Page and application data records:

-- -- --

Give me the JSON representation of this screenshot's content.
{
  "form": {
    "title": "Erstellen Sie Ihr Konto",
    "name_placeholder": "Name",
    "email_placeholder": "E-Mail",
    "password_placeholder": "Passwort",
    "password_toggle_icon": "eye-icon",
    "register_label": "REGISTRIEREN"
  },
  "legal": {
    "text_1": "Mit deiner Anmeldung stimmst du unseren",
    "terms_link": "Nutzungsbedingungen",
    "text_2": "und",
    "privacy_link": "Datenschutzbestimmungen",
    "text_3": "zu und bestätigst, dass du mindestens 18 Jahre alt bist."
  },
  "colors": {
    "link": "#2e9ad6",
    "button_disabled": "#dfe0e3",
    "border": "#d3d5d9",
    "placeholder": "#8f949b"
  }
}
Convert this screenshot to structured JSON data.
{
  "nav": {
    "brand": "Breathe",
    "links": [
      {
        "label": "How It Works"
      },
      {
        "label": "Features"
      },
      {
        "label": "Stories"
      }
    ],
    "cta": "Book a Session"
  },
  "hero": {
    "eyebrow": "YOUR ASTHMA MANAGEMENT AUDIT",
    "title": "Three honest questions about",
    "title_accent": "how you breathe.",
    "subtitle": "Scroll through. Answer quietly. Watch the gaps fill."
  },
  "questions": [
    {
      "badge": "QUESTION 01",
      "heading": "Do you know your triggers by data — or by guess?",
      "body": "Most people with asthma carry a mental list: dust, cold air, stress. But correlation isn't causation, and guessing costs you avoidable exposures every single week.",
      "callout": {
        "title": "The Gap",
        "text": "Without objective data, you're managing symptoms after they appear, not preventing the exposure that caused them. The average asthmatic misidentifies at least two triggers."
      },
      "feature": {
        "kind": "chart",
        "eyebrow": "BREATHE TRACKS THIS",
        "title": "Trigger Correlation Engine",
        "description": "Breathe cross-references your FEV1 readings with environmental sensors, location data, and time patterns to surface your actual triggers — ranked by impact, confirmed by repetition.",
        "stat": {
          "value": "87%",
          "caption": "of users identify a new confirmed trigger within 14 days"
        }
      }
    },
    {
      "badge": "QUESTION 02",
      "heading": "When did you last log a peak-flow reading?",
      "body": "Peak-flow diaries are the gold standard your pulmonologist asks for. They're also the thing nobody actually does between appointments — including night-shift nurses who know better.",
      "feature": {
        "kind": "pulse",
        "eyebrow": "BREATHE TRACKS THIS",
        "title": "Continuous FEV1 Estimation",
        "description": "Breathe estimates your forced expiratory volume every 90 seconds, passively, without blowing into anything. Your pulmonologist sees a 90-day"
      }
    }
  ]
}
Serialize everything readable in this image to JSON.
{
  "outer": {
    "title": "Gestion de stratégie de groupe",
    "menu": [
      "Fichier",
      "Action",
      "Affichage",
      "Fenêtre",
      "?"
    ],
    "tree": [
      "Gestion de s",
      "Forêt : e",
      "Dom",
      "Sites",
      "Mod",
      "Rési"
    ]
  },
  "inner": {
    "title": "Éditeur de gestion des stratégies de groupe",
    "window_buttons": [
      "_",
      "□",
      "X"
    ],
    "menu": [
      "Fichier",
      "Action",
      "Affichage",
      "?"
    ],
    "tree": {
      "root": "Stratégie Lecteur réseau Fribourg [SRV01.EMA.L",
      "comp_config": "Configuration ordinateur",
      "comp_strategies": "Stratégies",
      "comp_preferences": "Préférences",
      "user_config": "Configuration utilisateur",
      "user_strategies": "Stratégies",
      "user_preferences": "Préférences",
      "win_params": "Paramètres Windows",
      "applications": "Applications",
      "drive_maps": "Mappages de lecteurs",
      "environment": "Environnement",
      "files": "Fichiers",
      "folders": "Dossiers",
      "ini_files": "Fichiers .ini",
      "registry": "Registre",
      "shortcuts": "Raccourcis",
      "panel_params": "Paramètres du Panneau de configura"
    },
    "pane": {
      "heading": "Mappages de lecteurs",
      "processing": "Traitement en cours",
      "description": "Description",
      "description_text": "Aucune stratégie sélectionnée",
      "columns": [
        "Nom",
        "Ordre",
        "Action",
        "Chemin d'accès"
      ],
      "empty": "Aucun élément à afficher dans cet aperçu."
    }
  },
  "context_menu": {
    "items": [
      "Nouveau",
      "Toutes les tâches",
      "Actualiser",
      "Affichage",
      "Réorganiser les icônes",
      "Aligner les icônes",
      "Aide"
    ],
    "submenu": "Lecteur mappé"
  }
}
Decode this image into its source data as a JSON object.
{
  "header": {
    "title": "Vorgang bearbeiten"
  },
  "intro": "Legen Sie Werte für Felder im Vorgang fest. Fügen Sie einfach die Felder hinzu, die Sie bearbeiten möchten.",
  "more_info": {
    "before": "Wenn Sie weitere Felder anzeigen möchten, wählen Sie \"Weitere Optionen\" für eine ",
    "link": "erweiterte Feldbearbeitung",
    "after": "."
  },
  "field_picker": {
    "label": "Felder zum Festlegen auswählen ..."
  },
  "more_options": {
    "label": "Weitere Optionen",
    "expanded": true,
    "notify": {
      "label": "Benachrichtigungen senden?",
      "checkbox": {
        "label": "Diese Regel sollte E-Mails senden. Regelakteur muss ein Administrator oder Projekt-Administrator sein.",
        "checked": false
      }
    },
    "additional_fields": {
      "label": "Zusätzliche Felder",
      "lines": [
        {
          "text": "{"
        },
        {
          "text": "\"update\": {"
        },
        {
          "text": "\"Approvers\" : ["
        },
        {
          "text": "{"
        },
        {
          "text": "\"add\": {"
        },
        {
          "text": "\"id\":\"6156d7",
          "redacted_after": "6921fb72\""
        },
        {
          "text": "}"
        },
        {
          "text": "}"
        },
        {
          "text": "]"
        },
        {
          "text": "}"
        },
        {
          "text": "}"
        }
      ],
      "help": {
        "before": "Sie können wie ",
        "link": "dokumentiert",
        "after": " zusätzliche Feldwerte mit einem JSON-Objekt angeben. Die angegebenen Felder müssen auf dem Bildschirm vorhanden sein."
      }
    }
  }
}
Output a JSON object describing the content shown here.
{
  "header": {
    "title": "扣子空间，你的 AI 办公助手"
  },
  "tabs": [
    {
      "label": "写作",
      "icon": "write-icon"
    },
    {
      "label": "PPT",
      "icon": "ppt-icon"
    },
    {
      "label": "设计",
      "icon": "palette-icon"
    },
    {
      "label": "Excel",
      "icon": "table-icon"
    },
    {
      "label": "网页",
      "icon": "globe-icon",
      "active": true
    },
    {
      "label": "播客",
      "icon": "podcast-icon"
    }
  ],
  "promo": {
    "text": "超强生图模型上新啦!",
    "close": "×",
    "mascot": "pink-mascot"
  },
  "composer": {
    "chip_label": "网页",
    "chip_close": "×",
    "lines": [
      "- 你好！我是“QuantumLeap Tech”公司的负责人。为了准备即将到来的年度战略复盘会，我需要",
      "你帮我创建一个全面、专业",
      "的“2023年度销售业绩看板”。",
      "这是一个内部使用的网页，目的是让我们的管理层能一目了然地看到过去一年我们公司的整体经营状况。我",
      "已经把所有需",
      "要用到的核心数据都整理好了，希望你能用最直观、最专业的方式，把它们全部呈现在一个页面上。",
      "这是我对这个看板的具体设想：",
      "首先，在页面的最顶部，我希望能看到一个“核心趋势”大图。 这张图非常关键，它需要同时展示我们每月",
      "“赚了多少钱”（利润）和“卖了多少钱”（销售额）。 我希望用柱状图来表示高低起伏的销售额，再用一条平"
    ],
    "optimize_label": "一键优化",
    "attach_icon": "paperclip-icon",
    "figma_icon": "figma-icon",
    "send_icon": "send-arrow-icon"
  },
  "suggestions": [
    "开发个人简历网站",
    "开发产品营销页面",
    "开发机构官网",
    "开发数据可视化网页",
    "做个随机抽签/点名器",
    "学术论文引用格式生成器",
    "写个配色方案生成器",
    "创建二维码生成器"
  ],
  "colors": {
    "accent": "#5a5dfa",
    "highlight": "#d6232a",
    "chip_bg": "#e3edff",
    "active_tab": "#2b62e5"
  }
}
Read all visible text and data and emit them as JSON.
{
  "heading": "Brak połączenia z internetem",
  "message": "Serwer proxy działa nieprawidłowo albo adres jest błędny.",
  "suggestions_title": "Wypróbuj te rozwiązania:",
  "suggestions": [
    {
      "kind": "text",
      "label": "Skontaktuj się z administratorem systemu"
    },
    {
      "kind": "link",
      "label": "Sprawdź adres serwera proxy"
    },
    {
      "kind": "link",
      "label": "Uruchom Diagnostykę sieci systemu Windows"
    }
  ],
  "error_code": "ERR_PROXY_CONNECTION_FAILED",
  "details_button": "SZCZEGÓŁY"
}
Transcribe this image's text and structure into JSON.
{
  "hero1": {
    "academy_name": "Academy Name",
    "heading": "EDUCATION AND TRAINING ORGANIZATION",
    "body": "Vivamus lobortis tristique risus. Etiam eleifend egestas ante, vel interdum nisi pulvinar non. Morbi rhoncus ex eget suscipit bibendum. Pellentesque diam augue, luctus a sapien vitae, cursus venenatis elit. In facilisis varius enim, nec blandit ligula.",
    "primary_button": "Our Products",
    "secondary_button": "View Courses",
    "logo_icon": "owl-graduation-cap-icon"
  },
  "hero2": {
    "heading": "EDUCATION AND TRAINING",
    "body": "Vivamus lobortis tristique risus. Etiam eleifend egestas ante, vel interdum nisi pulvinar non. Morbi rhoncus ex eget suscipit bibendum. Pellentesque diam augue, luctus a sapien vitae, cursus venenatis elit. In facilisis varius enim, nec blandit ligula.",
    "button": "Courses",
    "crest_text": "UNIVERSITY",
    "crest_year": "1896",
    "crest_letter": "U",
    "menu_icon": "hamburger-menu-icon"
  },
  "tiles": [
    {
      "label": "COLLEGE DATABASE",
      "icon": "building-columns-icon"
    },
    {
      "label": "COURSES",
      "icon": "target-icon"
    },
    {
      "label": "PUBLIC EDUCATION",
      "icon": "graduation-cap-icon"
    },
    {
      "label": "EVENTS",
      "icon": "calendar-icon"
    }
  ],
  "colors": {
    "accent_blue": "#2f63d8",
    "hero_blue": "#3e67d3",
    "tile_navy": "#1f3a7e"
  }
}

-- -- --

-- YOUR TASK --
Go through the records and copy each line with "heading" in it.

-- RESPONSE --
      "heading": "Do you know your triggers by data — or by guess?",
      "heading": "When did you last log a peak-flow reading?",
      "heading": "Mappages de lecteurs",
  "heading": "Brak połączenia z internetem",
    "heading": "EDUCATION AND TRAINING ORGANIZATION",
    "heading": "EDUCATION AND TRAINING",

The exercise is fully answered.